If you’ve already explored the Spartanburg Music Trail and are looking for some musical history that’s a bit eerier, visit the graves of Spartanburg's own Marshall Tucker Band. Greenlawn Memorial Gardens is the final resting place for three of the band’s original members, brothers Toy and Tommy Caldwell and George McCorkle. When you arrive at Greenlawn, ask the front office for the location of the graves to pay your respects. There’s one more musical grave you won’t want to miss while in Spartanburg. Just a short drive away in Lincoln Memorial Park is the headstone of singer and guitarist Pink Anderson.

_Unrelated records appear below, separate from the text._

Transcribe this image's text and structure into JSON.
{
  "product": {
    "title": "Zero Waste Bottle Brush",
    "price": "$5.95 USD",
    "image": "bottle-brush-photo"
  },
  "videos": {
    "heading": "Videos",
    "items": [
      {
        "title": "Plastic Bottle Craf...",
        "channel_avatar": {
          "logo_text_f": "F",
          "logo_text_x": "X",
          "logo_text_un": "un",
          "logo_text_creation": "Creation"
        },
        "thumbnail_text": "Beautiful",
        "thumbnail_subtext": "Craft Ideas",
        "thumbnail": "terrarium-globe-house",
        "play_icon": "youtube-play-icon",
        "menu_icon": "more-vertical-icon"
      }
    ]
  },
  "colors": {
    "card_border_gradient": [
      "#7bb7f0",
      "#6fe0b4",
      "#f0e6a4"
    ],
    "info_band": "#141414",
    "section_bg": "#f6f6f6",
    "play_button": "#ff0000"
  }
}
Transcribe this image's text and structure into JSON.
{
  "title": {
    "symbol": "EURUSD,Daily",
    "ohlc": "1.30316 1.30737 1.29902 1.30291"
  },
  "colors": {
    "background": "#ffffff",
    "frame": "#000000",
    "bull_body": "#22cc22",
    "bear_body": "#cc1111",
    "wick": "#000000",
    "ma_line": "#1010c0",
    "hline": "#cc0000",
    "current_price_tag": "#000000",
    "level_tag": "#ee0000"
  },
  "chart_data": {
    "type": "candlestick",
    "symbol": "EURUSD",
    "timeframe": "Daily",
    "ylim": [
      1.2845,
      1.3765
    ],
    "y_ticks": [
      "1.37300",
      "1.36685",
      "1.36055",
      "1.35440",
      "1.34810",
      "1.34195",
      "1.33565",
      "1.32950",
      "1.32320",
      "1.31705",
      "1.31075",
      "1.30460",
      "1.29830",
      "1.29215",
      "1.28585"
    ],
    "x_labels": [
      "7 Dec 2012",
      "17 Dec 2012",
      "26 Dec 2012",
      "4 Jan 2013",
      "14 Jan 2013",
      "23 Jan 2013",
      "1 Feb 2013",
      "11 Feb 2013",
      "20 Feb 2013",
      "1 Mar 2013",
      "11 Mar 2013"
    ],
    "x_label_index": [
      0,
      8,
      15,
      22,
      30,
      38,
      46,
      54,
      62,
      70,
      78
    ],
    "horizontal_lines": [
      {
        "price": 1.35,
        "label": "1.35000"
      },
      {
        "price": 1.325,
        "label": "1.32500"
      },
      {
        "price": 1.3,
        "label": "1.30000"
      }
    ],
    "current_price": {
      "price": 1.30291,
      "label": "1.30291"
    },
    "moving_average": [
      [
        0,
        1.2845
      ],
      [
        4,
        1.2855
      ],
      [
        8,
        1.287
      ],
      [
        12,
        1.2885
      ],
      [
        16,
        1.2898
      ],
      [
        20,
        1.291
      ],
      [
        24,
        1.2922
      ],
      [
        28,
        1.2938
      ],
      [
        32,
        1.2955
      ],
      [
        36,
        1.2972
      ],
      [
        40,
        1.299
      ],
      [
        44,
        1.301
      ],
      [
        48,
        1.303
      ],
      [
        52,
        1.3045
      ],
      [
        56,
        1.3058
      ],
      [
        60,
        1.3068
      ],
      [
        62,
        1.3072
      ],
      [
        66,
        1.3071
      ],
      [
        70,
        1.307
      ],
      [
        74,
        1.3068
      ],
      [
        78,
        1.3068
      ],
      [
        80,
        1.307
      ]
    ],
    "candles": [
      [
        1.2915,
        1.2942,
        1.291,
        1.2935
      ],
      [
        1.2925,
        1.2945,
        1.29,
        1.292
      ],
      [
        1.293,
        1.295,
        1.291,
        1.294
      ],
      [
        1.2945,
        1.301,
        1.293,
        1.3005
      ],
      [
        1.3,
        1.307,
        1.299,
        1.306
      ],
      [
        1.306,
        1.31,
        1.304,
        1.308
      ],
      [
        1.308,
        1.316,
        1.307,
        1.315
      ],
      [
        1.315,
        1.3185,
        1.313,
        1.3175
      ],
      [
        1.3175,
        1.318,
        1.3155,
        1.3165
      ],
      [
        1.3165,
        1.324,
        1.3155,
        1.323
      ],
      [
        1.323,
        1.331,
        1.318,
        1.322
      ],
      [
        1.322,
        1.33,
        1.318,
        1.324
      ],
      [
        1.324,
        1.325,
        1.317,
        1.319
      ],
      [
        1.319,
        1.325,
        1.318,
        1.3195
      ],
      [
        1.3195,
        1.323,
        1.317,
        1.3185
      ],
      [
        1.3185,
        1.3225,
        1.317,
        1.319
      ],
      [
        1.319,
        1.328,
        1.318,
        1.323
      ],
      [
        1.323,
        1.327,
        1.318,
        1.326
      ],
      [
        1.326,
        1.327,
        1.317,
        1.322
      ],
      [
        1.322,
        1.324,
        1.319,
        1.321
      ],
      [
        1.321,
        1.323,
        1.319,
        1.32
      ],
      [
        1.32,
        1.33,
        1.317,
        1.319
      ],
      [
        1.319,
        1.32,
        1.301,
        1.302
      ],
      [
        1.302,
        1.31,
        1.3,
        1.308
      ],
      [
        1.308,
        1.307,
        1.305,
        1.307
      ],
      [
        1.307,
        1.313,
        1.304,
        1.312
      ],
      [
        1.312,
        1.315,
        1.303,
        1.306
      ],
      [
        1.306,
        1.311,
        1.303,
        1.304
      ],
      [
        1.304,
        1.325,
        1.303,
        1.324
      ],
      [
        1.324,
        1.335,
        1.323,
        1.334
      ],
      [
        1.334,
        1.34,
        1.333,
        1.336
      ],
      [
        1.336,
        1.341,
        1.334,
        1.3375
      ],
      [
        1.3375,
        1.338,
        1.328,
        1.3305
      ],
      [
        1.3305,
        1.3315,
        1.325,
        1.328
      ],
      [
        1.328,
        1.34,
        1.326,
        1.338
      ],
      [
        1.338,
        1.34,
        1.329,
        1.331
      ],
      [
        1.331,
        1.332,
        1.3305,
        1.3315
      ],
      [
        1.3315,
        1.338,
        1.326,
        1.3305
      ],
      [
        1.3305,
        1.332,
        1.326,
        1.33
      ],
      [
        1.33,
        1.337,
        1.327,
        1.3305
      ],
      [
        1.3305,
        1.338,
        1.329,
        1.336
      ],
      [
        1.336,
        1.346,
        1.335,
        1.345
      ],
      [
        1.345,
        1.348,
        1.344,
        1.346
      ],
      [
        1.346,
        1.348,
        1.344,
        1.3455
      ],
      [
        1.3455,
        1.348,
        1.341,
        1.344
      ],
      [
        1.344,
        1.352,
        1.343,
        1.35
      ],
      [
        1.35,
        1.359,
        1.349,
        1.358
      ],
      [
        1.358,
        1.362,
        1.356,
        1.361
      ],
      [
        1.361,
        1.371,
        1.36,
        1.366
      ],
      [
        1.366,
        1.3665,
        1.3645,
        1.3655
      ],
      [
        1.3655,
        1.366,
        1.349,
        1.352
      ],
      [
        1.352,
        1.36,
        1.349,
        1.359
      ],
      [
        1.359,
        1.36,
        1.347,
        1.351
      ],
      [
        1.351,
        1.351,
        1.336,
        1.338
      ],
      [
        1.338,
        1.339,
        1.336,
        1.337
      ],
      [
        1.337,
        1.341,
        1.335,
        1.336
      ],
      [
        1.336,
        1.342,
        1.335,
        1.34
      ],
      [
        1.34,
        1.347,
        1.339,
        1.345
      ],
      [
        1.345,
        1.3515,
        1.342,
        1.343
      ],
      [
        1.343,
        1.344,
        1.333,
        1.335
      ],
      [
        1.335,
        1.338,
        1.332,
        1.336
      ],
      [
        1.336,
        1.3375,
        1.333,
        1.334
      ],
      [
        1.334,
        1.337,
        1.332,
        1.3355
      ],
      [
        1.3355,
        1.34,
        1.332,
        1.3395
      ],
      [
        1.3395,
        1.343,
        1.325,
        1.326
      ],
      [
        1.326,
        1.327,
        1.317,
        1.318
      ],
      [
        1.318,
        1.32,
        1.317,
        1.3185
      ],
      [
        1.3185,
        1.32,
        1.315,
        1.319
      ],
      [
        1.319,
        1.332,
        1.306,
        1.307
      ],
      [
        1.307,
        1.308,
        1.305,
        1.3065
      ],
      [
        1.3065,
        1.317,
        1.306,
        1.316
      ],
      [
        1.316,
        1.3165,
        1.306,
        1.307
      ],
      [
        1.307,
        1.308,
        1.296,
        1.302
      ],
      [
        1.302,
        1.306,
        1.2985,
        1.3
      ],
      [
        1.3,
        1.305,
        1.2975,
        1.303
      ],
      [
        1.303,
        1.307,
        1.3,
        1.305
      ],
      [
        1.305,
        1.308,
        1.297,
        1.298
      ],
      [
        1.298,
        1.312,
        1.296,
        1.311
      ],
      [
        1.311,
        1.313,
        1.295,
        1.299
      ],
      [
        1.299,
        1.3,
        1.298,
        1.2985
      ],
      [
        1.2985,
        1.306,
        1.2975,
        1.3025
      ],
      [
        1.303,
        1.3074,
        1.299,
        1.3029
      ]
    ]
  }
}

A South Carolina native, Anderson was a famed artist in the blues genre and part of the inspiration for Pink Floyd’s band name.
Ciclops Cyderi and Brewery is a funky local spot for craft beers and ciders with flair. Snack on cheeses, Bavarian pretzels and desserts while sampling a "Downtown Spartanburg" Northern English brown ale or a "Mozza Roasters Coffee Double," a double milk stout made with coffee from Spartanburg's Mozza Roasters.
Blues Boulevard Jazz is the locals' destination for live jazz, beat poetry and open mic nights. This bar feels like it's straight out of the early 20th century and serves signature cocktails, such as a blueberry pomegranate martini named for jazz great Miles Davis.
If donuts are your weakness, visit the “dueling” Krispy Kreme shops on North Church Street. Snack on a hot glazed donut from the working shop, then stroll across the street to see the original shop built in 1969. For donuts with a more local flavor, visit Downtown Deli & Donuts, a charming eatery in the heart of downtown Spartanburg. In addition to offering expansive breakfast, lunch and brunch menus made with fresh, often organic ingredients, the shop has its own menu of artisanal, small-batch donuts served daily in its intimate atmosphere.
Little River Coffee Bar is another place for signature tastes of Spartanburg. Little River Coffee is roasted in Spartanburg and served in a cozy location on W. Main Street. Pick up a batch of their beans while you sip on a handcrafted latte.
The Nu-Way Lounge, a Spartanburg staple, offers visitors a look at the city's underground culture. If you're in search of a drink, Nu-Way can serve you something strong, but the real attraction here is the bar's world-famous Redneck Burger — a massive beef patty topped with homemade pimento cheese and chili and lauded by the Food Network.